The following is part two in a five part series about the formation of Hacienda Petac and the historical context surrounding the estate’s evolution.
Part II. THE HENEQUEN YEARS
By the latter half of the 19th century, Spanish colonization had redefined the Yucatan. An agriculture-based structure of international trade had been built and the hacienda system was expanded to support it. Around 1870, the revival of an ancient Mayan plant – henequen – brought an economic groundswell to the region and redefined Hacienda Petac as a competitive agricultural plantation.
Often confused and used somewhat interchangeably, sisal (Agave Sisalana in Latin) and henequen (Agave Fourcroydes) are two closely related species of agave. Both native fibers of the Yucatan Peninsula, they were harvested for centuries by the Maya for roping, hammocks and rugs. Their resiliency and slight elasticity made for an ideal material, as the fibers didn’t snap under weight or dry out in the heat.
Originally a Maya word, henequen is sometimes used colloquially to describe either fiber. Meanwhile sisal, named for the Yucatecan port from which it was exported, is often used to describe henequen outside of the Yucatan, as the shipping crates for both fibers feature the port city name “Sisal” stamped on the exterior. Henequen plants, with taller trunks and thorns on the edges of their leaves, were cultivated considerably more in the Yucatan.

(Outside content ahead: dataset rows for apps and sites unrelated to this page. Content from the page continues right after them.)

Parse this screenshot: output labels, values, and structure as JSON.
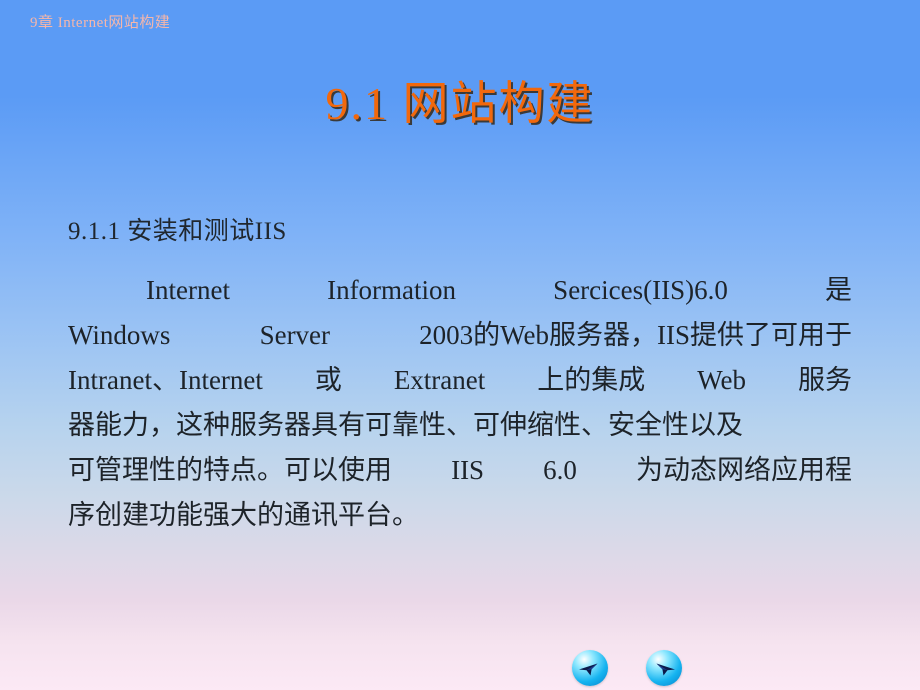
{
  "slide": {
    "header_label": "9章 Internet网站构建",
    "title": "9.1  网站构建",
    "section_heading": "9.1.1 安装和测试IIS",
    "body_lines": [
      {
        "segments": [
          "Internet",
          "Information",
          "Sercices(IIS)6.0",
          "是"
        ]
      },
      {
        "segments": [
          "Windows",
          "Server",
          "2003的Web服务器，IIS提供了可用于"
        ]
      },
      {
        "segments": [
          "Intranet、Internet",
          "或",
          "Extranet",
          "上的集成",
          "Web",
          "服务"
        ]
      },
      {
        "segments": [
          "器能力，这种服务器具有可靠性、可伸缩性、安全性以及"
        ]
      },
      {
        "segments": [
          "可管理性的特点。可以使用",
          "IIS",
          "6.0",
          "为动态网络应用程"
        ]
      },
      {
        "segments": [
          "序创建功能强大的通讯平台。"
        ]
      }
    ],
    "nav": {
      "prev_label": "上一页",
      "next_label": "下一页"
    },
    "colors": {
      "background_top": "#5b9bf5",
      "background_bottom": "#fce9f5",
      "header_text": "#f4b6ab",
      "title_text": "#f2680c",
      "title_shadow": "#3a3a3a",
      "body_text": "#1d2329",
      "nav_button": "#16b4f0",
      "nav_arrow": "#0b1a4a"
    }
  }
}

In 1870, a surge of interest in the plant came from America, where the agricultural economy was still in rapid expansion. A cheap and durable substance for making rope and bailing twine – especially one that wouldn’t hurt farm animals if swallowed – was vital.
Due to the increased demand, the traditional Mayan methods of hand scraping, soaking and retting failed to produce the necessary amount of henequen fiber. The Yucatecan government established a competition to encourage the development of a new tool to extract the fiber faster. New large central fiber extraction machines, or decorticators, were developed to remove the skin, water, and pulp of the plants, extracting the fiber, letting it dry, and allowing it to be processed into rope. Conveyor belts fed the leaves into the machine where a series of bladed drums and high-pressure bursts of water scraped the leaves. As henequen was later found to be a good reinforcement agent in concrete, the industry continued to boom, and a trade relationship with the United States flourished.
Throughout the next several decades, the Yucatan reigned king. For a period of about thirty years, it is believed that the Yucatan’s henequen and sisal were responsible for ninety percent of the rope and burlap bags used worldwide. After a while, though, while henequen remained in the area, sisal was introduced and quickly adopted in other tropical climates. Brazil, Florida, East Africa and China all established competing markets. By the turn of the century the price of the plant began to fall in the region.